THE BLOG
03/18/2010 05:12 am ET | Updated May 25, 2011

Feminomics: A Woman's Place - Still in the (Poor) House

From an economic standpoint, will 2010 be the year of the woman? As part of the Roosevelt Institute's ongoing 'Feminomics' series, running on the New Deal 2.0 blog, I was asked to reflect on women's changing roles in the economy. Here's my take on the need to conquer the gender wealth gap.

They used to say things like "a woman's place is in the home." We thought we had that licked.

In the 60s, women fought to get out of the house and into the workforce. (white women that is; most women of color were already low-wage earners). Today, women have not yet achieved income parity, making about 76 cents on the man's dollar. And ironically, not only do women have the right to work, they must go to work. Married couples depend on two incomes, and about half of all households are unmarried, many of those headed by single moms.

We understand income. But little attention is paid to building wealth -- what you own minus what you owe. Savings, homes, businesses, retirement and investment accounts enable a person to weather economic storms, to generate further income and assets, and to give the children a head start.

According to recent research by Mariko Chang, the gender wealth gap far exceeds the income gap. Single women of working age between 18 and 64 have only 36 cents of wealth to the single man's dollar. And for women of color, economic security is non-existent. Single women of each race have less than half the wealth as men of their own race, but due to the racial wealth gap, women of color are at the bottom. In 2004, single white women had around $24,000 in wealth, while African-American women at the median had only $2000 dollars to fall back on. And for Latinas? Nada, zero.

The American myth is that hard work makes you rich. But the work of enslaved people didn't make African-Americans rich. Women's work never made women rich. It is still invisible, undervalued and un/under-paid. For example, dog walkers make a third more than child care workers. Does our society value dogs more than children? Or is it that "women's place" thinking continues to affect women's ability to achieve economic security? Women of color continue to be disproportionately employed doing "women's work," taking care of children and the elderly, working in food service and housekeeping -- occupations that are often without wealth-building benefits such as retirement pensions or health insurance.

Asset building is a woman's issue. And government actions and inactions are what create the mal-distribution of wealth by race and gender we see today. New policies can help poor women build wealth, such as removing asset limits for public benefits, refundable tax credits for dependents, matched savings and retirement accounts, and access to credit for micro-business development. Programs can also be targeted toward those who have worked the hardest and remained the poorest, by creating programs in the communities that were left behind by previous policies that favored white suburbs.

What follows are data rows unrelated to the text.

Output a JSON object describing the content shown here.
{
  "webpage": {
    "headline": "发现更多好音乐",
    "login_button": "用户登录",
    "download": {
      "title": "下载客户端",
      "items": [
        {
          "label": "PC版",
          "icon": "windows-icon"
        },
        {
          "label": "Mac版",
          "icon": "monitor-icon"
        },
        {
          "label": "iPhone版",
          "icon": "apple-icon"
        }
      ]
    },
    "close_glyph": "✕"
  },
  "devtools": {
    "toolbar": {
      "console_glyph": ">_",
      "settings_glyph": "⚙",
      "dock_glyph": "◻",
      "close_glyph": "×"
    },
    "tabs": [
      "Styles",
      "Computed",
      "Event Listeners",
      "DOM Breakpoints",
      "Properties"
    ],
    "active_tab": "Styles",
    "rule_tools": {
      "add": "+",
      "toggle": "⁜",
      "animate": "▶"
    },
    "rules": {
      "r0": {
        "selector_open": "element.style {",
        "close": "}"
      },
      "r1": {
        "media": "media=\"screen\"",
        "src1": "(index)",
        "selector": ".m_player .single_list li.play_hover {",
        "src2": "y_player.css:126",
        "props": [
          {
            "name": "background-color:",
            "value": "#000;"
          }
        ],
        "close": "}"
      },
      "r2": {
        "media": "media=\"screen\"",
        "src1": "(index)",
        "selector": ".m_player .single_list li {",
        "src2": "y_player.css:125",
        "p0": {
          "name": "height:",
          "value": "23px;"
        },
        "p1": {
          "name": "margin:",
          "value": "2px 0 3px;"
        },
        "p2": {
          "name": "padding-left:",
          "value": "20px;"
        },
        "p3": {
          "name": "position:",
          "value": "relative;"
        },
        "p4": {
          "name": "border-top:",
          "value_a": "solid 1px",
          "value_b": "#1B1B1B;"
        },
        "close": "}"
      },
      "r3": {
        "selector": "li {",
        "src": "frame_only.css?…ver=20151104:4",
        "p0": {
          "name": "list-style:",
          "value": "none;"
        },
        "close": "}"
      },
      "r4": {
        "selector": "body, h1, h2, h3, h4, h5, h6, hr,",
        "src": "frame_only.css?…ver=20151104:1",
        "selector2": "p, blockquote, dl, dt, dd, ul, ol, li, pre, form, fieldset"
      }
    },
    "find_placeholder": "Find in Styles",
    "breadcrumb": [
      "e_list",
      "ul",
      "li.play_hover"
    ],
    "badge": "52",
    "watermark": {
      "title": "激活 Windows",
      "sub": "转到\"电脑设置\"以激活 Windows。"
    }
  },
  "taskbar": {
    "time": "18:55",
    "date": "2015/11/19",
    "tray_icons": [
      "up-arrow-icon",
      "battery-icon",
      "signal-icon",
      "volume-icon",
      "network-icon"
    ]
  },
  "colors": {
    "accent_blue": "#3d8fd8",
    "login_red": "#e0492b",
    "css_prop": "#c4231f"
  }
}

Women don't just need to get what men get. We also need recognition of the personal and social value of women's work. A woman's place should be wherever she wants and needs to be, and that should not put her in the poor house.

This post originally appeared on New Deal 2.0.